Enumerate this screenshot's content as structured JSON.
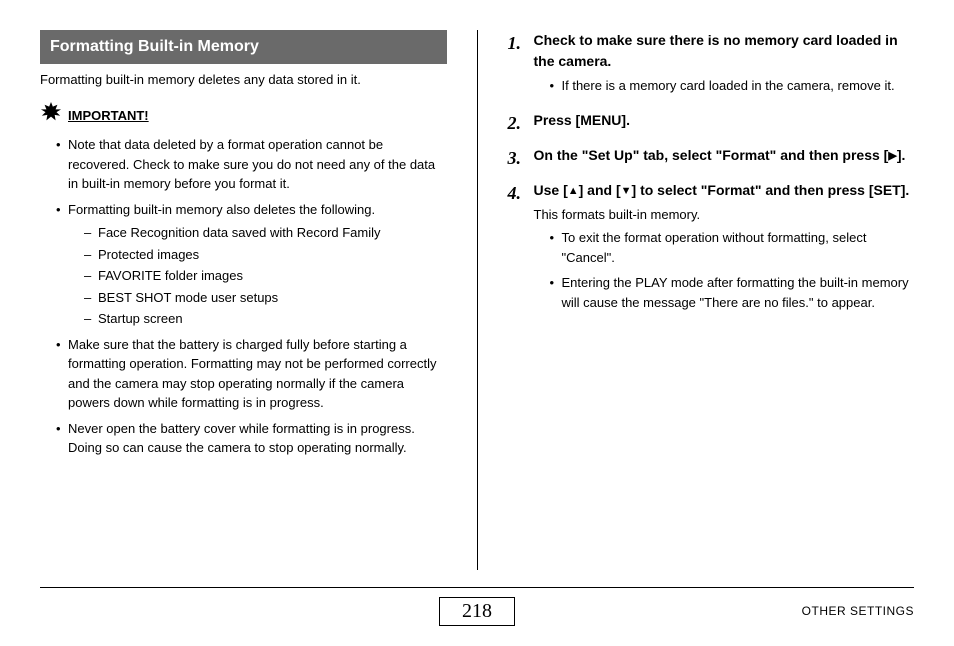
{
  "left": {
    "heading": "Formatting Built-in Memory",
    "intro": "Formatting built-in memory deletes any data stored in it.",
    "important_label": "IMPORTANT!",
    "bullets": [
      "Note that data deleted by a format operation cannot be recovered. Check to make sure you do not need any of the data in built-in memory before you format it.",
      "Formatting built-in memory also deletes the following.",
      "Make sure that the battery is charged fully before starting a formatting operation. Formatting may not be performed correctly and the camera may stop operating normally if the camera powers down while formatting is in progress.",
      "Never open the battery cover while formatting is in progress. Doing so can cause the camera to stop operating normally."
    ],
    "sub_dashes": [
      "Face Recognition data saved with Record Family",
      "Protected images",
      "FAVORITE folder images",
      "BEST SHOT mode user setups",
      "Startup screen"
    ]
  },
  "right": {
    "steps": [
      {
        "title": "Check to make sure there is no memory card loaded in the camera.",
        "s_bullets": [
          "If there is a memory card loaded in the camera, remove it."
        ]
      },
      {
        "title": "Press [MENU]."
      },
      {
        "title_pre": "On the \"Set Up\" tab, select \"Format\" and then press [",
        "title_post": "]."
      },
      {
        "title_pre": "Use [",
        "title_mid": "] and [",
        "title_post": "] to select \"Format\" and then press [SET].",
        "body": "This formats built-in memory.",
        "s_bullets": [
          "To exit the format operation without formatting, select \"Cancel\".",
          "Entering the PLAY mode after formatting the built-in memory will cause the message \"There are no files.\" to appear."
        ]
      }
    ]
  },
  "footer": {
    "page_number": "218",
    "section": "OTHER SETTINGS"
  }
}
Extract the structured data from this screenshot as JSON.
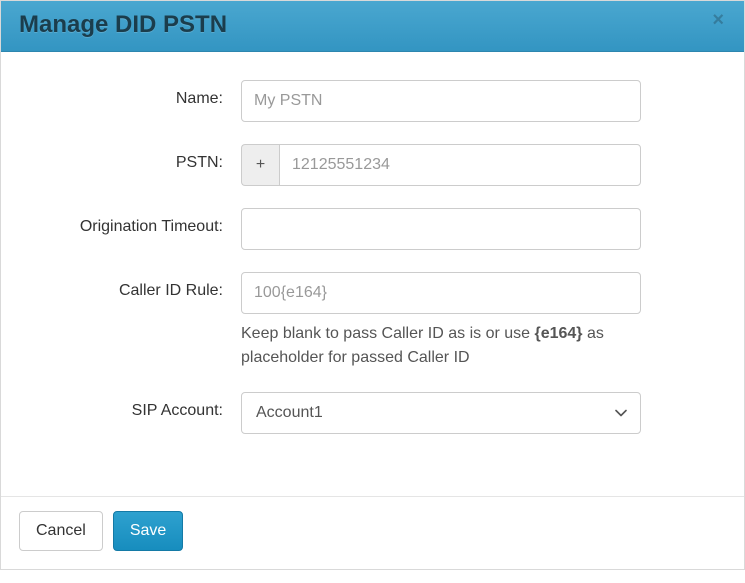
{
  "header": {
    "title": "Manage DID PSTN",
    "close_glyph": "×"
  },
  "form": {
    "name": {
      "label": "Name:",
      "placeholder": "My PSTN",
      "value": ""
    },
    "pstn": {
      "label": "PSTN:",
      "prefix": "+",
      "placeholder": "12125551234",
      "value": ""
    },
    "origination_timeout": {
      "label": "Origination Timeout:",
      "value": ""
    },
    "caller_id_rule": {
      "label": "Caller ID Rule:",
      "placeholder": "100{e164}",
      "value": "",
      "help_pre": "Keep blank to pass Caller ID as is or use ",
      "help_bold": "{e164}",
      "help_post": " as placeholder for passed Caller ID"
    },
    "sip_account": {
      "label": "SIP Account:",
      "selected": "Account1"
    }
  },
  "footer": {
    "cancel": "Cancel",
    "save": "Save"
  }
}
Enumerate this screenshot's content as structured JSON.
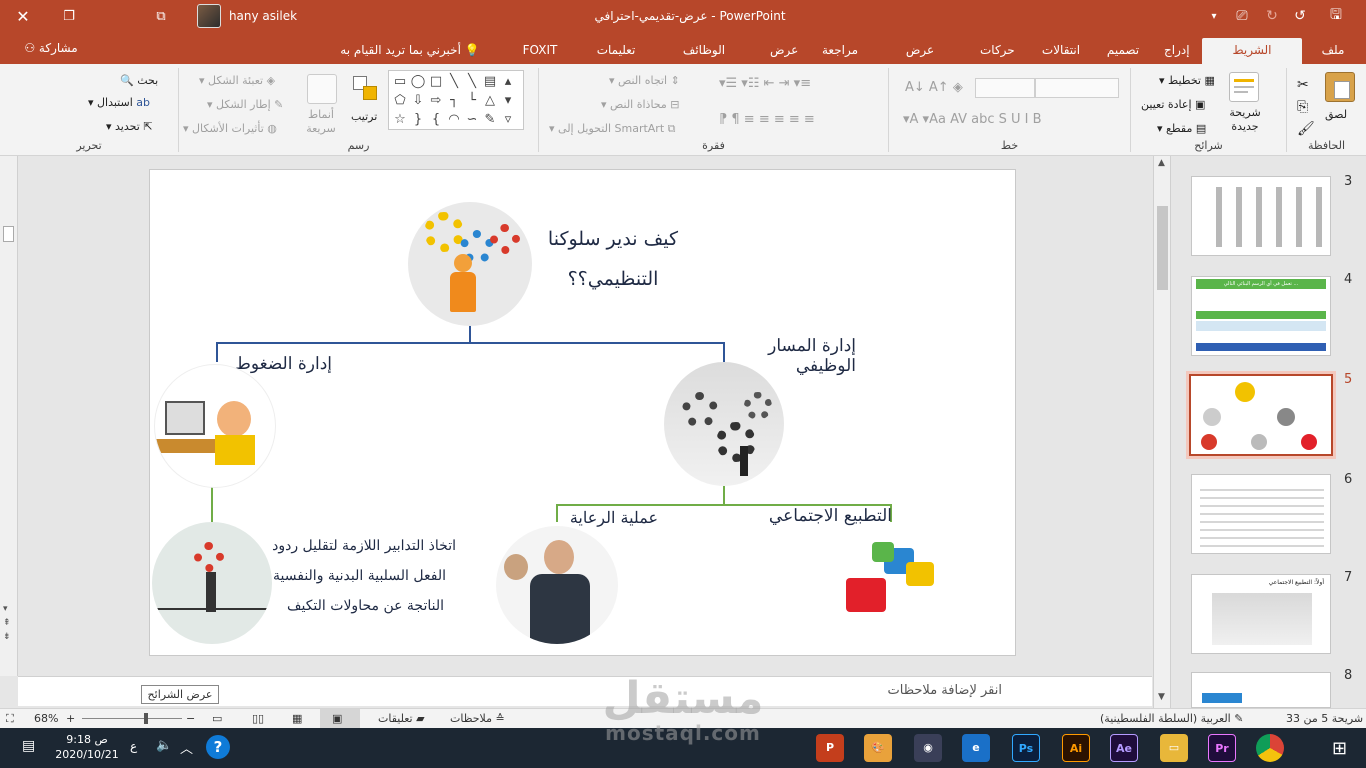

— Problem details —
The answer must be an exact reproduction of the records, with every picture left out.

— Task response —
Enumerate this screenshot's content as structured JSON.
{
  "left": {
    "heading": "Formatting Built-in Memory",
    "intro": "Formatting built-in memory deletes any data stored in it.",
    "important_label": "IMPORTANT!",
    "bullets": [
      "Note that data deleted by a format operation cannot be recovered. Check to make sure you do not need any of the data in built-in memory before you format it.",
      "Formatting built-in memory also deletes the following.",
      "Make sure that the battery is charged fully before starting a formatting operation. Formatting may not be performed correctly and the camera may stop operating normally if the camera powers down while formatting is in progress.",
      "Never open the battery cover while formatting is in progress. Doing so can cause the camera to stop operating normally."
    ],
    "sub_dashes": [
      "Face Recognition data saved with Record Family",
      "Protected images",
      "FAVORITE folder images",
      "BEST SHOT mode user setups",
      "Startup screen"
    ]
  },
  "right": {
    "steps": [
      {
        "title": "Check to make sure there is no memory card loaded in the camera.",
        "s_bullets": [
          "If there is a memory card loaded in the camera, remove it."
        ]
      },
      {
        "title": "Press [MENU]."
      },
      {
        "title_pre": "On the \"Set Up\" tab, select \"Format\" and then press [",
        "title_post": "]."
      },
      {
        "title_pre": "Use [",
        "title_mid": "] and [",
        "title_post": "] to select \"Format\" and then press [SET].",
        "body": "This formats built-in memory.",
        "s_bullets": [
          "To exit the format operation without formatting, select \"Cancel\".",
          "Entering the PLAY mode after formatting the built-in memory will cause the message \"There are no files.\" to appear."
        ]
      }
    ]
  },
  "footer": {
    "page_number": "218",
    "section": "OTHER SETTINGS"
  }
}
Extract the structured data from this screenshot as JSON.
{
  "header": {
    "title": "Manage DID PSTN",
    "close_glyph": "×"
  },
  "form": {
    "name": {
      "label": "Name:",
      "placeholder": "My PSTN",
      "value": ""
    },
    "pstn": {
      "label": "PSTN:",
      "prefix": "+",
      "placeholder": "12125551234",
      "value": ""
    },
    "origination_timeout": {
      "label": "Origination Timeout:",
      "value": ""
    },
    "caller_id_rule": {
      "label": "Caller ID Rule:",
      "placeholder": "100{e164}",
      "value": "",
      "help_pre": "Keep blank to pass Caller ID as is or use ",
      "help_bold": "{e164}",
      "help_post": " as placeholder for passed Caller ID"
    },
    "sip_account": {
      "label": "SIP Account:",
      "selected": "Account1"
    }
  },
  "footer": {
    "cancel": "Cancel",
    "save": "Save"
  }
}
Enumerate this screenshot's content as structured JSON.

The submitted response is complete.